Pariza MW , Ha YL. 1990 Newly recognized anticarcinogenic fatty acids. Basic Life Sci 52 167 - 170
Pariza MW , Ha YL , Benjamin H , Sword JT , Gruter A , Chin SF 1991 Formation a nd a ction of a nticarcinogenic fatty acids. Adv. Exp. Med. Biol. 289 269 - 272
Rasooly R , Kelley DS , Greg J , Mackey BE 2007 Dietary trans-10,cis-12conjugated linoleic acid reduces the expression of fatty acid oxidation and drug detoxification enzymes in mouse liver. Br. J. Nutr. 97 58 - 66    DOI : 10.1017/S0007114507257745
Romero P , Rez GA , Inoue R , Ushida K , Yajima T 2013 A rapid method of screening lactic acid bacterial strains for conjugated linoleic acid production. Biosci Biotechnol. Biochem. 77 648 - 650
Smith SB , Lunt DK , Chung KY , Choi CB , Tume RK , Zembayashi M 2006 Adiposity, fatty acid composition, and delta-9 desaturase activity during growth in beef cattle. Anim.
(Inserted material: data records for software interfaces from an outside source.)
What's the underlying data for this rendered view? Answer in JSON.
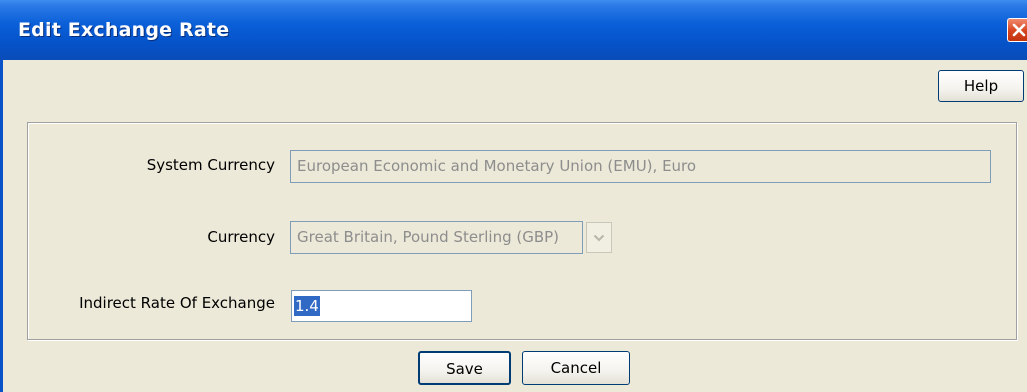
{
  "window": {
    "title": "Edit Exchange Rate",
    "close_icon": "close-icon",
    "accent_color": "#0a52c8",
    "close_color": "#d6431d"
  },
  "toolbar": {
    "help_label": "Help"
  },
  "form": {
    "system_currency": {
      "label": "System Currency",
      "value": "European Economic and Monetary Union (EMU), Euro"
    },
    "currency": {
      "label": "Currency",
      "value": "Great Britain, Pound Sterling (GBP)",
      "dropdown_icon": "chevron-down-icon"
    },
    "indirect_rate": {
      "label": "Indirect Rate Of Exchange",
      "value": "1.4"
    }
  },
  "actions": {
    "save_label": "Save",
    "cancel_label": "Cancel"
  }
}
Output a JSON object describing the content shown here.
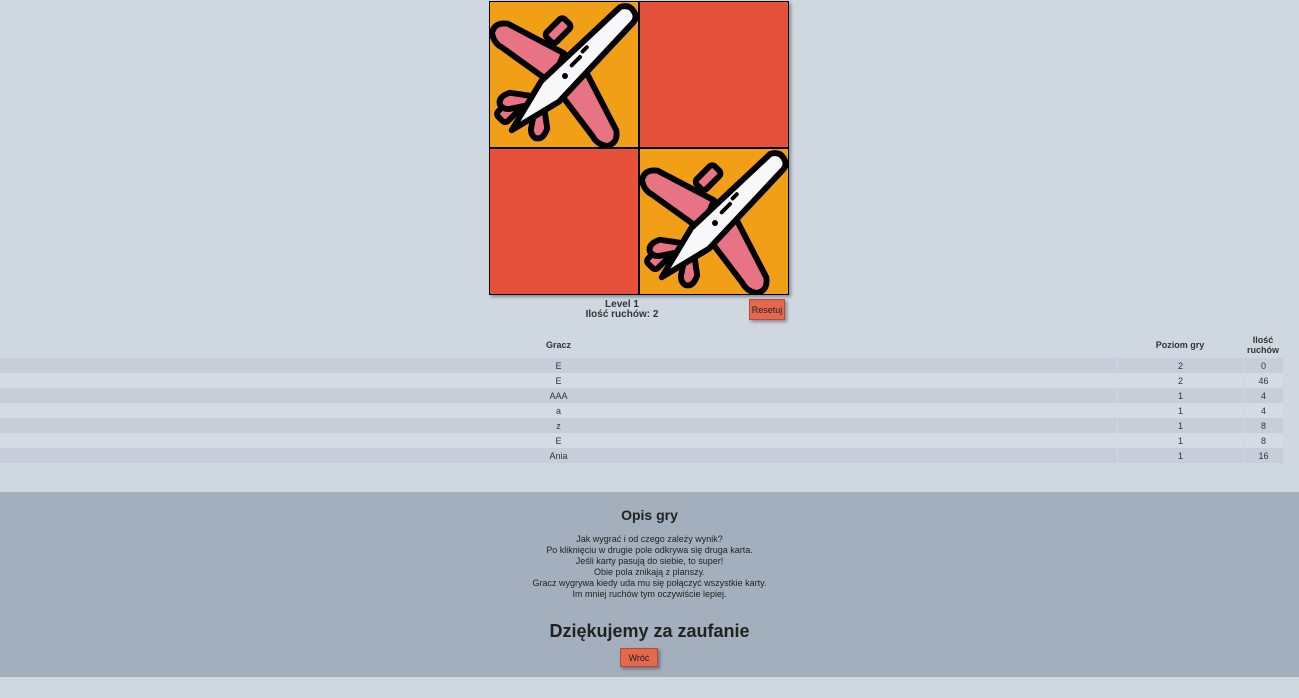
{
  "board": {
    "cards": [
      {
        "state": "revealed",
        "icon": "airplane-icon"
      },
      {
        "state": "hidden",
        "icon": ""
      },
      {
        "state": "hidden",
        "icon": ""
      },
      {
        "state": "revealed",
        "icon": "airplane-icon"
      }
    ],
    "colors": {
      "hidden": "#e5513a",
      "revealed": "#f29f18"
    }
  },
  "status": {
    "level": "Level 1",
    "moves": "Ilość ruchów: 2"
  },
  "buttons": {
    "reset": "Resetuj",
    "back": "Wróć"
  },
  "scores": {
    "headers": {
      "player": "Gracz",
      "level": "Poziom gry",
      "moves_line1": "Ilość",
      "moves_line2": "ruchów"
    },
    "rows": [
      {
        "player": "E",
        "level": "2",
        "moves": "0"
      },
      {
        "player": "E",
        "level": "2",
        "moves": "46"
      },
      {
        "player": "AAA",
        "level": "1",
        "moves": "4"
      },
      {
        "player": "a",
        "level": "1",
        "moves": "4"
      },
      {
        "player": "z",
        "level": "1",
        "moves": "8"
      },
      {
        "player": "E",
        "level": "1",
        "moves": "8"
      },
      {
        "player": "Ania",
        "level": "1",
        "moves": "16"
      }
    ]
  },
  "footer": {
    "title": "Opis gry",
    "lines": [
      "Jak wygrać i od czego zależy wynik?",
      "Po kliknięciu w drugie pole odkrywa się druga karta.",
      "Jeśli karty pasują do siebie, to super!",
      "Obie pola znikają z planszy.",
      "Gracz wygrywa kiedy uda mu się połączyć wszystkie karty.",
      "Im mniej ruchów tym oczywiście lepiej."
    ],
    "thanks": "Dziękujemy za zaufanie"
  }
}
Sci. 77 478 - 486    DOI : 10.1111/j.1740-0929.2006.00375.x
Song HJ , Grant I , Rotondo D , Mohede I , Sattar N , Heys SD 2005 Effect of CLA supplementation on immune function in young healthy volunteers. Eur. J. Clin. Nutr. 59 508 - 517    DOI : 10.1038/sj.ejcn.1602102
Su ND , Liu XW , Kim MR , Jeong TS , Sok DE 2003 Protective action of CLA against oxidative inactivation of paraoxonase 1, an antioxidant enzyme. Lipids 38 615 - 622    DOI : 10.1007/s11745-003-1106-9
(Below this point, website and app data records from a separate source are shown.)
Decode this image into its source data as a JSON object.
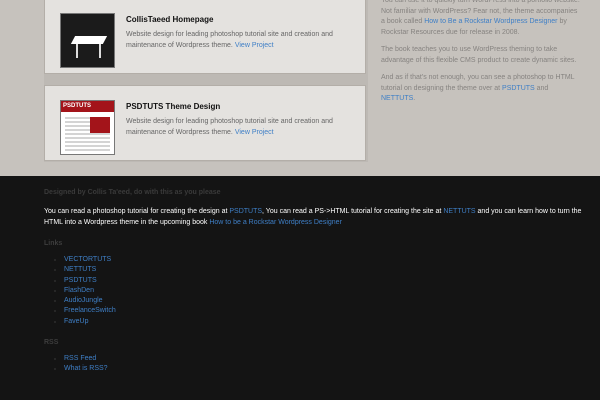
{
  "projects": [
    {
      "title": "CollisTaeed Homepage",
      "description": "Website design for leading photoshop tutorial site and creation and maintenance of Wordpress theme.",
      "link_label": "View Project",
      "thumb_icon": "desk-thumbnail"
    },
    {
      "title": "PSDTUTS Theme Design",
      "description": "Website design for leading photoshop tutorial site and creation and maintenance of Wordpress theme.",
      "link_label": "View Project",
      "thumb_icon": "psdtuts-thumbnail",
      "thumb_label": "PSDTUTS"
    }
  ],
  "sidebar": {
    "p1_text": "You can use it to quickly turn WordPress into a portfolio website. Not familiar with WordPress? Fear not, the theme accompanies a book called ",
    "p1_link": "How to Be a Rockstar Wordpress Designer",
    "p1_text_end": " by Rockstar Resources due for release in 2008.",
    "p2_text": "The book teaches you to use WordPress theming to take advantage of this flexible CMS product to create dynamic sites.",
    "p3_text": "And as if that's not enough, you can see a photoshop to HTML tutorial on designing the theme over at ",
    "p3_link1": "PSDTUTS",
    "p3_and": " and ",
    "p3_link2": "NETTUTS",
    "p3_end": "."
  },
  "footer": {
    "credit": "Designed by Collis Ta'eed, do with this as you please",
    "intro_1": "You can read a photoshop tutorial for creating the design at ",
    "intro_link1": "PSDTUTS",
    "intro_2": ", You can read a PS->HTML tutorial for creating the site at ",
    "intro_link2": "NETTUTS",
    "intro_3": " and you can learn how to turn the HTML into a Wordpress theme in the upcoming book ",
    "intro_link3": "How to be a Rockstar Wordpress Designer",
    "links_heading": "Links",
    "links": [
      "VECTORTUTS",
      "NETTUTS",
      "PSDTUTS",
      "FlashDen",
      "AudioJungle",
      "FreelanceSwitch",
      "FaveUp"
    ],
    "rss_heading": "RSS",
    "rss": [
      "RSS Feed",
      "What is RSS?"
    ]
  },
  "colors": {
    "link": "#3f7fc6",
    "footer_bg": "#141414",
    "content_bg": "#c6c2bd",
    "card_bg": "#e4e2df",
    "psdtuts_red": "#a3141a"
  }
}
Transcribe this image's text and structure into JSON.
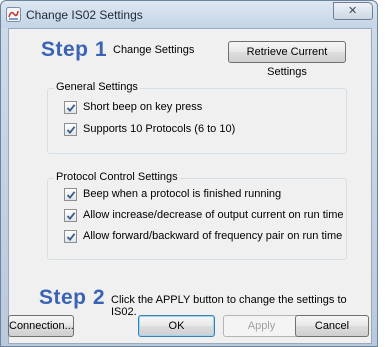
{
  "window": {
    "title": "Change IS02 Settings",
    "close_glyph": "✕"
  },
  "step1": {
    "number": "Step 1",
    "text": "Change Settings",
    "retrieve_button": "Retrieve Current Settings"
  },
  "general": {
    "title": "General Settings",
    "items": [
      {
        "label": "Short beep on key press",
        "checked": true
      },
      {
        "label": "Supports 10 Protocols (6 to 10)",
        "checked": true
      }
    ]
  },
  "protocol": {
    "title": "Protocol Control Settings",
    "items": [
      {
        "label": "Beep when a protocol is finished running",
        "checked": true
      },
      {
        "label": "Allow increase/decrease of output current on run time",
        "checked": true
      },
      {
        "label": "Allow forward/backward of frequency pair on run time",
        "checked": true
      }
    ]
  },
  "step2": {
    "number": "Step 2",
    "text": "Click the APPLY button to change the settings to IS02."
  },
  "buttons": {
    "connection": "Connection...",
    "ok": "OK",
    "apply": "Apply",
    "cancel": "Cancel"
  },
  "icons": {
    "app": "app-logo-icon",
    "check": "checkmark-icon",
    "close": "close-icon"
  }
}
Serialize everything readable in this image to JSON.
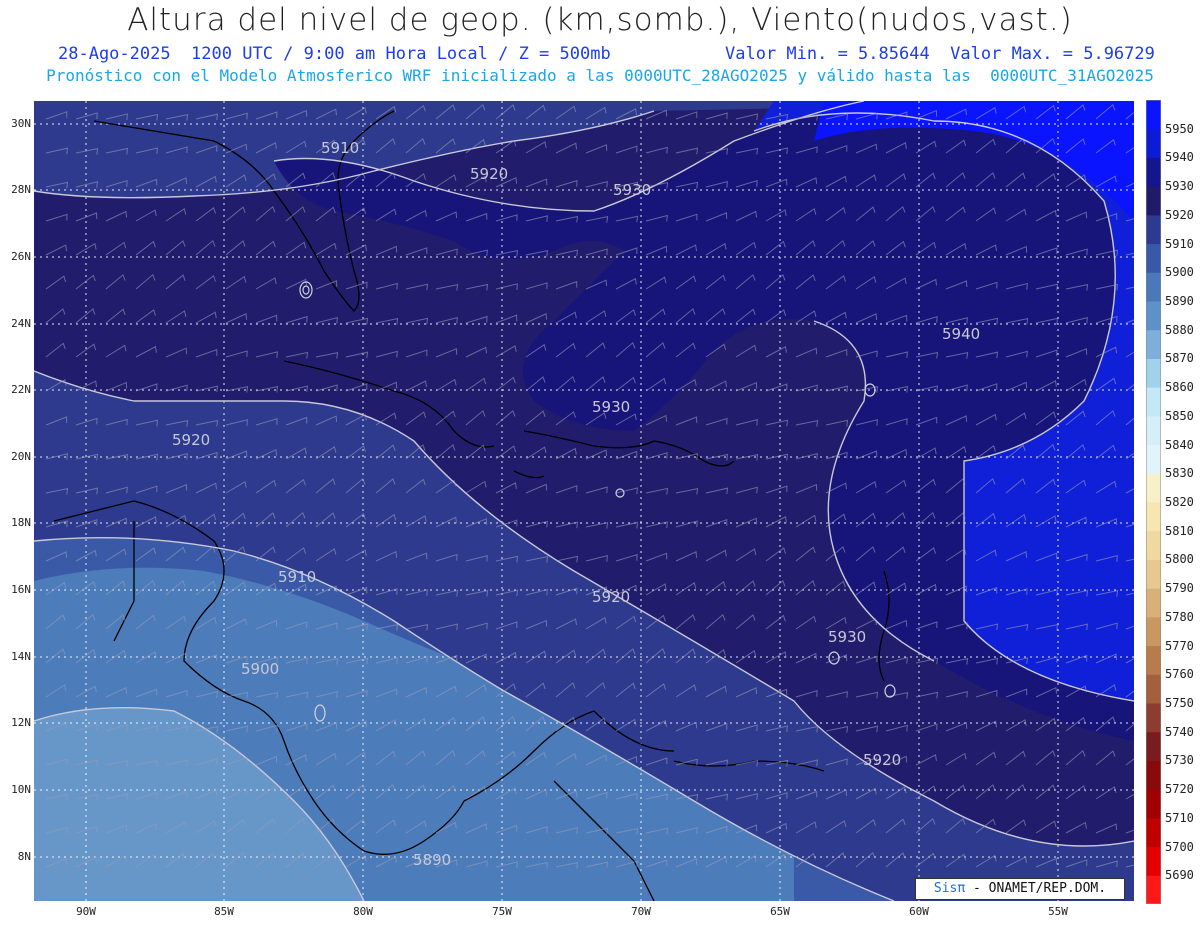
{
  "header": {
    "title": "Altura del nivel de geop. (km,somb.), Viento(nudos,vast.)",
    "date_time": "28-Ago-2025  1200 UTC / 9:00 am Hora Local / Z = 500mb",
    "min_max": "Valor Min. = 5.85644  Valor Max. = 5.96729",
    "model_line": "Pronóstico con el Modelo Atmosferico WRF inicializado a las 0000UTC_28AGO2025 y válido hasta las  0000UTC_31AGO2025"
  },
  "axes": {
    "lat_labels": [
      "30N",
      "28N",
      "26N",
      "24N",
      "22N",
      "20N",
      "18N",
      "16N",
      "14N",
      "12N",
      "10N",
      "8N"
    ],
    "lon_labels": [
      "90W",
      "85W",
      "80W",
      "75W",
      "70W",
      "65W",
      "60W",
      "55W"
    ]
  },
  "contours": {
    "labels": [
      "5910",
      "5920",
      "5930",
      "5940",
      "5930",
      "5920",
      "5910",
      "5920",
      "5930",
      "5920",
      "5900",
      "5890"
    ]
  },
  "colorbar": {
    "levels": [
      "5950",
      "5940",
      "5930",
      "5920",
      "5910",
      "5900",
      "5890",
      "5880",
      "5870",
      "5860",
      "5850",
      "5840",
      "5830",
      "5820",
      "5810",
      "5800",
      "5790",
      "5780",
      "5770",
      "5760",
      "5750",
      "5740",
      "5730",
      "5720",
      "5710",
      "5700",
      "5690"
    ],
    "colors": [
      "#0a14ff",
      "#0c1cd6",
      "#14168f",
      "#201a6a",
      "#2c3a90",
      "#3858a8",
      "#4a78b8",
      "#5c92c8",
      "#7eaedc",
      "#a0d2ec",
      "#c4e8f6",
      "#d6eef8",
      "#e2f4fb",
      "#f8f0c8",
      "#f6e6b0",
      "#f0d8a0",
      "#e8c890",
      "#d8b078",
      "#c89860",
      "#b87c4c",
      "#a4603c",
      "#8c3c30",
      "#781c20",
      "#880a0a",
      "#a00000",
      "#c00000",
      "#e40000",
      "#ff1818"
    ]
  },
  "map_colors": {
    "h5950": "#0a14ff",
    "h5940": "#1020d8",
    "h5930": "#17157a",
    "h5920": "#211c6c",
    "h5910": "#2d3a8e",
    "h5900": "#3a5aa8",
    "h5890": "#4d7cbb",
    "h5880": "#6796c9",
    "land": "#111111",
    "grid": "#ffffff"
  },
  "credit": {
    "brand": "Sisπ",
    "text": " - ONAMET/REP.DOM."
  }
}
Szymczyk B , Pisulewski P , Szczurek W , Hanczakowski P. 2000 The effects of feeding conjugated linoleic acid (CLA) on rat growth performance, serum lipoproteins and subsequent lipid composition of selected rat tissues. J. Sci. Food Agric 80 1553 - 1558
Takahashi Y , Kushiro M , Shinohara K , Ide T 2003 Activity and mRNA levels of enzymes involved in hepatic fatty acid synthesis and oxidation in mice fed conjugated linoleic acid. Biochim. Biophys. Acta. 1631 265 - 273    DOI : 10.1016/S1388-1981(03)00038-6
Vyas D , Kadegowda AK , Erdman RA 2012 Dietary conjugated linoleic acid and hepatic steatosis: speciesspecific effects on liver and adipose lipid metabolism and gene expression. J. Nutr. Metab. 2012 932928 -    DOI : 10.1155/2012/932928
Yecies JL , Manning BD 2011 Transcriptional control of cellular metabolism by mTOR signaling. Cancer Res. 71 2815 - 2820    DOI : 10.1158/0008-5472.CAN-10-4158
Yecies JL , Zhang HH , Menon S , Liu S , Yecies D , Lipovsky AI 2011 Akt stimulates hepatic SREBP1c and lipogenesis through parallel mTORC1-dependent and independent pathways. Cell Metab. 14 21 - 32    DOI : 10.1016/j.cmet.2011.06.002
Yuan M , Pino E , Wu L , Kacergis M , Soukas AA 2012 Identification of Akt-independent regulation of hepatic lipogenesis by mammalian target of rapamycin (mTOR) complex 2. J. Biol. Chem. 287 29579 - 29588.    DOI : 10.1074/jbc.M112.386854